***** Given information

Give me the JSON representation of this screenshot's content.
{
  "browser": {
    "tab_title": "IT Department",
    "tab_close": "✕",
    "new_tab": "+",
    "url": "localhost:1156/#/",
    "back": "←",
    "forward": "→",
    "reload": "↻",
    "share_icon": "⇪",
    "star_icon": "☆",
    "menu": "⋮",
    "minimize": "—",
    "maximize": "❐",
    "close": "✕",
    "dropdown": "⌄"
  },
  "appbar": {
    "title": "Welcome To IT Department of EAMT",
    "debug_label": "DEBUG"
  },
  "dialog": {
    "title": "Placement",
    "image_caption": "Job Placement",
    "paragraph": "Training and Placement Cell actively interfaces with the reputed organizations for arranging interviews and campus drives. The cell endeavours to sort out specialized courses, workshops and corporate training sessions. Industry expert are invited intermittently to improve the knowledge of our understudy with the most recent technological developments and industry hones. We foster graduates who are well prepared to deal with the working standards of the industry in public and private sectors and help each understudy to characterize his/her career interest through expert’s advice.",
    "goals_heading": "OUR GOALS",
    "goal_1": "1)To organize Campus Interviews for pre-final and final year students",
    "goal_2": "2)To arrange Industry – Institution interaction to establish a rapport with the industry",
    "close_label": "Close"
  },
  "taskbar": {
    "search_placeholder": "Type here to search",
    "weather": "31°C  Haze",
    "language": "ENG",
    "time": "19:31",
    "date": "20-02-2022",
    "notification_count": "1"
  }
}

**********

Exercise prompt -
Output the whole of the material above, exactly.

Result of this exercise -
Give me the JSON representation of this screenshot's content.
{
  "browser": {
    "tab_title": "IT Department",
    "tab_close": "✕",
    "new_tab": "+",
    "url": "localhost:1156/#/",
    "back": "←",
    "forward": "→",
    "reload": "↻",
    "share_icon": "⇪",
    "star_icon": "☆",
    "menu": "⋮",
    "minimize": "—",
    "maximize": "❐",
    "close": "✕",
    "dropdown": "⌄"
  },
  "appbar": {
    "title": "Welcome To IT Department of EAMT",
    "debug_label": "DEBUG"
  },
  "dialog": {
    "title": "Placement",
    "image_caption": "Job Placement",
    "paragraph": "Training and Placement Cell actively interfaces with the reputed organizations for arranging interviews and campus drives. The cell endeavours to sort out specialized courses, workshops and corporate training sessions. Industry expert are invited intermittently to improve the knowledge of our understudy with the most recent technological developments and industry hones. We foster graduates who are well prepared to deal with the working standards of the industry in public and private sectors and help each understudy to characterize his/her career interest through expert’s advice.",
    "goals_heading": "OUR GOALS",
    "goal_1": "1)To organize Campus Interviews for pre-final and final year students",
    "goal_2": "2)To arrange Industry – Institution interaction to establish a rapport with the industry",
    "close_label": "Close"
  },
  "taskbar": {
    "search_placeholder": "Type here to search",
    "weather": "31°C  Haze",
    "language": "ENG",
    "time": "19:31",
    "date": "20-02-2022",
    "notification_count": "1"
  }
}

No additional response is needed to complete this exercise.